Problem →
For this exercise, write out exactly the lines of the material from the one containing "Output a JSON" through the end, both ends included, and nothing more.

Data in this exercise →

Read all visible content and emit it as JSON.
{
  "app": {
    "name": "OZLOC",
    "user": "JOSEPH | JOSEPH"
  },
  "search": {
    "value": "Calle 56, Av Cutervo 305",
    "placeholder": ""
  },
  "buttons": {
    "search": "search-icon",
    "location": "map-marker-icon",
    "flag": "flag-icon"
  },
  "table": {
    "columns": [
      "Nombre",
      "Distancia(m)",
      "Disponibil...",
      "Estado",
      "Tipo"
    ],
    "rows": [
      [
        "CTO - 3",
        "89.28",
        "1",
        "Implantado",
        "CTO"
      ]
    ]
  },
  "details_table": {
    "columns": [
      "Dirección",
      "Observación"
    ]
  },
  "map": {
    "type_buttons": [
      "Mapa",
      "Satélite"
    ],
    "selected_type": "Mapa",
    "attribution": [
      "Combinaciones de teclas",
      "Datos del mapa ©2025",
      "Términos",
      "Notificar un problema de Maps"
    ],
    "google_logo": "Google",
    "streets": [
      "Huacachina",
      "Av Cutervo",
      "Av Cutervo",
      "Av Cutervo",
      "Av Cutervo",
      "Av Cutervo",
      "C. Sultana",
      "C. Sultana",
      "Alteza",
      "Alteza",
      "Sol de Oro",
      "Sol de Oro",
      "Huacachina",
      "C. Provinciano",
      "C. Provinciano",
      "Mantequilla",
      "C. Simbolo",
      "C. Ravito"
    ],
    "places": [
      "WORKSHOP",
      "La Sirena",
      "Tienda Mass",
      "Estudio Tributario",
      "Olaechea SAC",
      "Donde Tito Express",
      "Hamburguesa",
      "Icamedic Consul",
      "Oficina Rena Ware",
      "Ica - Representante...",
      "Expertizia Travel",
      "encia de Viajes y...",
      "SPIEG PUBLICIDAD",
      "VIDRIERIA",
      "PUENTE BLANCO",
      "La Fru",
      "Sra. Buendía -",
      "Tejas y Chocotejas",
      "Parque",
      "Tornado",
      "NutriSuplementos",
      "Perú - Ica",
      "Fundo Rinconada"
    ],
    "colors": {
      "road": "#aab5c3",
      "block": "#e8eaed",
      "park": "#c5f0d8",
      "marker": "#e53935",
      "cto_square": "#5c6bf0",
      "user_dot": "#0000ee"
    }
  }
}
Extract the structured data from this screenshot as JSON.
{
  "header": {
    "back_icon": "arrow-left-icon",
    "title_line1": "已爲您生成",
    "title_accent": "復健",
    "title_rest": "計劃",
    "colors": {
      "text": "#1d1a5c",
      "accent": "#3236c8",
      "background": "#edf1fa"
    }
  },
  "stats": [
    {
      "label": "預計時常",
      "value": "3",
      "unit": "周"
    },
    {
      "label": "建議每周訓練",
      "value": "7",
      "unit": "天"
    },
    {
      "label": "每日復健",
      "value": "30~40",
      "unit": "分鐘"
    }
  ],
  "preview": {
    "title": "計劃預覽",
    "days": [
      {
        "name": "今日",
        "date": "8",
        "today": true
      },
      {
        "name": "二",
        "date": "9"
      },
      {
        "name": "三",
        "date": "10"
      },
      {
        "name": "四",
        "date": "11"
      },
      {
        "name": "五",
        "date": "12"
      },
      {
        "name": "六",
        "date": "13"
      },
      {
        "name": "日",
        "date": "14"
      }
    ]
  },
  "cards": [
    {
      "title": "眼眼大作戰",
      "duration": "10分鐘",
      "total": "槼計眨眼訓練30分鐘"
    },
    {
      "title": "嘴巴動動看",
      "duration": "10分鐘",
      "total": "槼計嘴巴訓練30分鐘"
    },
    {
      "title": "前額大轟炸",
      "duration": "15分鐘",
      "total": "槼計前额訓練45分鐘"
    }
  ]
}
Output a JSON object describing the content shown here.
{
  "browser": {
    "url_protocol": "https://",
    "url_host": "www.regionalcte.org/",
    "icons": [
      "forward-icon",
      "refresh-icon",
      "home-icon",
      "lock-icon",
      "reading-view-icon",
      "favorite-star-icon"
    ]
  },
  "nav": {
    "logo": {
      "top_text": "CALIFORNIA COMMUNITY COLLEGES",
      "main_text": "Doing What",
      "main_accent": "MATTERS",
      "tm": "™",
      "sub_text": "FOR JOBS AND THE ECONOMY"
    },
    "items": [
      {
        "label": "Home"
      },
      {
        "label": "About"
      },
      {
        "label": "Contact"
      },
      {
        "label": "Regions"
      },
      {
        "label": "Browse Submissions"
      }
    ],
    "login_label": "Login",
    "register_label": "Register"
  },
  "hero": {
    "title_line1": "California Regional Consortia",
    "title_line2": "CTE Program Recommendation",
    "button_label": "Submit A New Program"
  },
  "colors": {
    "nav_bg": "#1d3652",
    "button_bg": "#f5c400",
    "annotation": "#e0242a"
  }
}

Task answer →
Output a JSON object describing the content shown here.
{
  "browser": {
    "url_protocol": "https://",
    "url_host": "www.regionalcte.org/",
    "icons": [
      "forward-icon",
      "refresh-icon",
      "home-icon",
      "lock-icon",
      "reading-view-icon",
      "favorite-star-icon"
    ]
  },
  "nav": {
    "logo": {
      "top_text": "CALIFORNIA COMMUNITY COLLEGES",
      "main_text": "Doing What",
      "main_accent": "MATTERS",
      "tm": "™",
      "sub_text": "FOR JOBS AND THE ECONOMY"
    },
    "items": [
      {
        "label": "Home"
      },
      {
        "label": "About"
      },
      {
        "label": "Contact"
      },
      {
        "label": "Regions"
      },
      {
        "label": "Browse Submissions"
      }
    ],
    "login_label": "Login",
    "register_label": "Register"
  },
  "hero": {
    "title_line1": "California Regional Consortia",
    "title_line2": "CTE Program Recommendation",
    "button_label": "Submit A New Program"
  },
  "colors": {
    "nav_bg": "#1d3652",
    "button_bg": "#f5c400",
    "annotation": "#e0242a"
  }
}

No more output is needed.